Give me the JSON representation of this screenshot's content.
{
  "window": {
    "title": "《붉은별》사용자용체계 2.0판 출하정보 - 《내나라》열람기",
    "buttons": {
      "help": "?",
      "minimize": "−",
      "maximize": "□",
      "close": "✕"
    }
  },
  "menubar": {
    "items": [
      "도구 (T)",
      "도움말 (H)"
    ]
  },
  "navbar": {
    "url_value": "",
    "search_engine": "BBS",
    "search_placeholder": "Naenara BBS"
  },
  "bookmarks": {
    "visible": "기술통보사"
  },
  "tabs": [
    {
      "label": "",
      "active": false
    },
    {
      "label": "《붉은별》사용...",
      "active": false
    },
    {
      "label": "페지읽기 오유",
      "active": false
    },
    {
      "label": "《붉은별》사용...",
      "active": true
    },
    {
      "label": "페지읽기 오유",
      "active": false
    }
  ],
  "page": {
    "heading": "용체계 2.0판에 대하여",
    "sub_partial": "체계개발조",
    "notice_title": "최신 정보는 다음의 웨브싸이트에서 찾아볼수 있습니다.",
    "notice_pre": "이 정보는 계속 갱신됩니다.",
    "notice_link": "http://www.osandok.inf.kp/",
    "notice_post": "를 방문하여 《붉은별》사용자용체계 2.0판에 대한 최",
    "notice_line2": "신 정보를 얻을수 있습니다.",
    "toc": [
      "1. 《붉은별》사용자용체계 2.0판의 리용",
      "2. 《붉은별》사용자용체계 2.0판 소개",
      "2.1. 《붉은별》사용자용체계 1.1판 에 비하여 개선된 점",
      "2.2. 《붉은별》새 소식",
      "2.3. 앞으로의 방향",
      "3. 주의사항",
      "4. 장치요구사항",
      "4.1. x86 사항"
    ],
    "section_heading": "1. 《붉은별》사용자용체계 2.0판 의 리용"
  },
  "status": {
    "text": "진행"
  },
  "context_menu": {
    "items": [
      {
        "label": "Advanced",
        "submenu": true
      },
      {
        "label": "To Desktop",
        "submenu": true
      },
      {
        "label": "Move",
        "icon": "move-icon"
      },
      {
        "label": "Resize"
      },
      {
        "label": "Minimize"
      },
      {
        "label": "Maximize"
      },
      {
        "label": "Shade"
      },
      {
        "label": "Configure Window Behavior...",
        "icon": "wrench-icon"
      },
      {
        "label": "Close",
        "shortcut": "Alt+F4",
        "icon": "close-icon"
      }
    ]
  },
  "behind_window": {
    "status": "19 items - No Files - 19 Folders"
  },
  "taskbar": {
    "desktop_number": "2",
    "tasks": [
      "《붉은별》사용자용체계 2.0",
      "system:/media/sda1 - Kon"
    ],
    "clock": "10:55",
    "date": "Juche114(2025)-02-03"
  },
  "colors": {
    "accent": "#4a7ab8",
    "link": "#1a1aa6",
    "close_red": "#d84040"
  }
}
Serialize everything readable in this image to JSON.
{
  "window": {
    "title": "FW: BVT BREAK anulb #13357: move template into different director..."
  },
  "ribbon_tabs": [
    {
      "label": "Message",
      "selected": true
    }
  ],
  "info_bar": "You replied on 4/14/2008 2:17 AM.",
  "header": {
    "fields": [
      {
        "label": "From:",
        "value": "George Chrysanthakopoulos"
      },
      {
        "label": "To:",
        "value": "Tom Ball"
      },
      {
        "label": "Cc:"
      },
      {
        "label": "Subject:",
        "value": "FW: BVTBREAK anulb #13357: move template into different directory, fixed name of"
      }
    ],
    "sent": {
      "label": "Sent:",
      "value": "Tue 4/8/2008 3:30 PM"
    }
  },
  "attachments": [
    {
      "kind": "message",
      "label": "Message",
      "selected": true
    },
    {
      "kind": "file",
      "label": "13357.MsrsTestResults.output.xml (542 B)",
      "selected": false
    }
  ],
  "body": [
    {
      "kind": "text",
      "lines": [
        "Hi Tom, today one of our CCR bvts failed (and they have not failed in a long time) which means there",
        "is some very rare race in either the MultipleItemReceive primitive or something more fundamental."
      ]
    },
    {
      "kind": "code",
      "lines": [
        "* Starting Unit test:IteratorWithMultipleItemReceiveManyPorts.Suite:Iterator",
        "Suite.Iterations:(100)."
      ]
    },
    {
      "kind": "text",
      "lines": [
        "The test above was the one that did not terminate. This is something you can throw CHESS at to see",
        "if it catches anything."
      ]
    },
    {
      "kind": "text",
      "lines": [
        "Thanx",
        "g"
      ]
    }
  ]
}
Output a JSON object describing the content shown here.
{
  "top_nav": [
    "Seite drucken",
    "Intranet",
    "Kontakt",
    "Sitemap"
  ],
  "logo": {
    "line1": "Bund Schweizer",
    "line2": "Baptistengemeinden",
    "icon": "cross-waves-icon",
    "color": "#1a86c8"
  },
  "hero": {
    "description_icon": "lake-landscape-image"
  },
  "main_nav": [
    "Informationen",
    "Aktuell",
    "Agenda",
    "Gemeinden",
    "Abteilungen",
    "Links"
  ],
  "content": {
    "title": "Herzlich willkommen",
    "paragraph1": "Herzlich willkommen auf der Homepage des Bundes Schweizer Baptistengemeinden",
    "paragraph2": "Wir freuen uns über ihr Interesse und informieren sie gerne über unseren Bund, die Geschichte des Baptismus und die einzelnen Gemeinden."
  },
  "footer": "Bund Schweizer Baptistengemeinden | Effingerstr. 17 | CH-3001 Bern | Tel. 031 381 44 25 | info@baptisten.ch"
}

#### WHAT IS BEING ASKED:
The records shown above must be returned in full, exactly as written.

#### SOLUTION BELOW:
Give me the JSON representation of this screenshot's content.
{
  "window": {
    "title": "《붉은별》사용자용체계 2.0판 출하정보 - 《내나라》열람기",
    "buttons": {
      "help": "?",
      "minimize": "−",
      "maximize": "□",
      "close": "✕"
    }
  },
  "menubar": {
    "items": [
      "도구 (T)",
      "도움말 (H)"
    ]
  },
  "navbar": {
    "url_value": "",
    "search_engine": "BBS",
    "search_placeholder": "Naenara BBS"
  },
  "bookmarks": {
    "visible": "기술통보사"
  },
  "tabs": [
    {
      "label": "",
      "active": false
    },
    {
      "label": "《붉은별》사용...",
      "active": false
    },
    {
      "label": "페지읽기 오유",
      "active": false
    },
    {
      "label": "《붉은별》사용...",
      "active": true
    },
    {
      "label": "페지읽기 오유",
      "active": false
    }
  ],
  "page": {
    "heading": "용체계 2.0판에 대하여",
    "sub_partial": "체계개발조",
    "notice_title": "최신 정보는 다음의 웨브싸이트에서 찾아볼수 있습니다.",
    "notice_pre": "이 정보는 계속 갱신됩니다.",
    "notice_link": "http://www.osandok.inf.kp/",
    "notice_post": "를 방문하여 《붉은별》사용자용체계 2.0판에 대한 최",
    "notice_line2": "신 정보를 얻을수 있습니다.",
    "toc": [
      "1. 《붉은별》사용자용체계 2.0판의 리용",
      "2. 《붉은별》사용자용체계 2.0판 소개",
      "2.1. 《붉은별》사용자용체계 1.1판 에 비하여 개선된 점",
      "2.2. 《붉은별》새 소식",
      "2.3. 앞으로의 방향",
      "3. 주의사항",
      "4. 장치요구사항",
      "4.1. x86 사항"
    ],
    "section_heading": "1. 《붉은별》사용자용체계 2.0판 의 리용"
  },
  "status": {
    "text": "진행"
  },
  "context_menu": {
    "items": [
      {
        "label": "Advanced",
        "submenu": true
      },
      {
        "label": "To Desktop",
        "submenu": true
      },
      {
        "label": "Move",
        "icon": "move-icon"
      },
      {
        "label": "Resize"
      },
      {
        "label": "Minimize"
      },
      {
        "label": "Maximize"
      },
      {
        "label": "Shade"
      },
      {
        "label": "Configure Window Behavior...",
        "icon": "wrench-icon"
      },
      {
        "label": "Close",
        "shortcut": "Alt+F4",
        "icon": "close-icon"
      }
    ]
  },
  "behind_window": {
    "status": "19 items - No Files - 19 Folders"
  },
  "taskbar": {
    "desktop_number": "2",
    "tasks": [
      "《붉은별》사용자용체계 2.0",
      "system:/media/sda1 - Kon"
    ],
    "clock": "10:55",
    "date": "Juche114(2025)-02-03"
  },
  "colors": {
    "accent": "#4a7ab8",
    "link": "#1a1aa6",
    "close_red": "#d84040"
  }
}
Serialize everything readable in this image to JSON.
{
  "window": {
    "title": "FW: BVT BREAK anulb #13357: move template into different director..."
  },
  "ribbon_tabs": [
    {
      "label": "Message",
      "selected": true
    }
  ],
  "info_bar": "You replied on 4/14/2008 2:17 AM.",
  "header": {
    "fields": [
      {
        "label": "From:",
        "value": "George Chrysanthakopoulos"
      },
      {
        "label": "To:",
        "value": "Tom Ball"
      },
      {
        "label": "Cc:"
      },
      {
        "label": "Subject:",
        "value": "FW: BVTBREAK anulb #13357: move template into different directory, fixed name of"
      }
    ],
    "sent": {
      "label": "Sent:",
      "value": "Tue 4/8/2008 3:30 PM"
    }
  },
  "attachments": [
    {
      "kind": "message",
      "label": "Message",
      "selected": true
    },
    {
      "kind": "file",
      "label": "13357.MsrsTestResults.output.xml (542 B)",
      "selected": false
    }
  ],
  "body": [
    {
      "kind": "text",
      "lines": [
        "Hi Tom, today one of our CCR bvts failed (and they have not failed in a long time) which means there",
        "is some very rare race in either the MultipleItemReceive primitive or something more fundamental."
      ]
    },
    {
      "kind": "code",
      "lines": [
        "* Starting Unit test:IteratorWithMultipleItemReceiveManyPorts.Suite:Iterator",
        "Suite.Iterations:(100)."
      ]
    },
    {
      "kind": "text",
      "lines": [
        "The test above was the one that did not terminate. This is something you can throw CHESS at to see",
        "if it catches anything."
      ]
    },
    {
      "kind": "text",
      "lines": [
        "Thanx",
        "g"
      ]
    }
  ]
}
Output a JSON object describing the content shown here.
{
  "top_nav": [
    "Seite drucken",
    "Intranet",
    "Kontakt",
    "Sitemap"
  ],
  "logo": {
    "line1": "Bund Schweizer",
    "line2": "Baptistengemeinden",
    "icon": "cross-waves-icon",
    "color": "#1a86c8"
  },
  "hero": {
    "description_icon": "lake-landscape-image"
  },
  "main_nav": [
    "Informationen",
    "Aktuell",
    "Agenda",
    "Gemeinden",
    "Abteilungen",
    "Links"
  ],
  "content": {
    "title": "Herzlich willkommen",
    "paragraph1": "Herzlich willkommen auf der Homepage des Bundes Schweizer Baptistengemeinden",
    "paragraph2": "Wir freuen uns über ihr Interesse und informieren sie gerne über unseren Bund, die Geschichte des Baptismus und die einzelnen Gemeinden."
  },
  "footer": "Bund Schweizer Baptistengemeinden | Effingerstr. 17 | CH-3001 Bern | Tel. 031 381 44 25 | info@baptisten.ch"
}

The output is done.